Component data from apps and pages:
┄┄┄┄┄┄┄┄┄┄
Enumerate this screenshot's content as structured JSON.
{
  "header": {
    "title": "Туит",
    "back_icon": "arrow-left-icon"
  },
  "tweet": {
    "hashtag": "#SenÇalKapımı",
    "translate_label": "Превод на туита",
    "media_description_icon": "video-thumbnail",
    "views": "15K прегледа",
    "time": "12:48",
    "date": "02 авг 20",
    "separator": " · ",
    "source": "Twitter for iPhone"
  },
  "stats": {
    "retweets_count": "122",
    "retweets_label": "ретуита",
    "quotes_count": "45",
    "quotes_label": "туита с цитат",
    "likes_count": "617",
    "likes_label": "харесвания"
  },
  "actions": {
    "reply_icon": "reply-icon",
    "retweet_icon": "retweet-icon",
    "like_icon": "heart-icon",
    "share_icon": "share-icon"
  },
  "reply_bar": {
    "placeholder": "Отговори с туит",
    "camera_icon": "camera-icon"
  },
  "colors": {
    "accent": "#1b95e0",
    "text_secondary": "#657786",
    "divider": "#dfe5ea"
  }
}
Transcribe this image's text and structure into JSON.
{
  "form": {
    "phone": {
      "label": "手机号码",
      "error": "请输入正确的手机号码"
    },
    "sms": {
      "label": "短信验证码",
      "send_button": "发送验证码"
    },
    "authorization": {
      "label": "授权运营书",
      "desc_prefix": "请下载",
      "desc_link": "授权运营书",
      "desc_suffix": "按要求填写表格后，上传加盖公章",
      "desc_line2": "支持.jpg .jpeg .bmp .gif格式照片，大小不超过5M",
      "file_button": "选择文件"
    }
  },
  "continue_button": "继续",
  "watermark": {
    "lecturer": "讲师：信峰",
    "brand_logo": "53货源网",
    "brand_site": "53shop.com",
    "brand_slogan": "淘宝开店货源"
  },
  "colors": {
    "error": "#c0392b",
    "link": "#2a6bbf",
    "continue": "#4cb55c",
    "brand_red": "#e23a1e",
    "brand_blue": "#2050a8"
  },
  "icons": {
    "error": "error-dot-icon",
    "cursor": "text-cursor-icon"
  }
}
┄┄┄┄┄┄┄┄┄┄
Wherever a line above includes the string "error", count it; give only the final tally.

3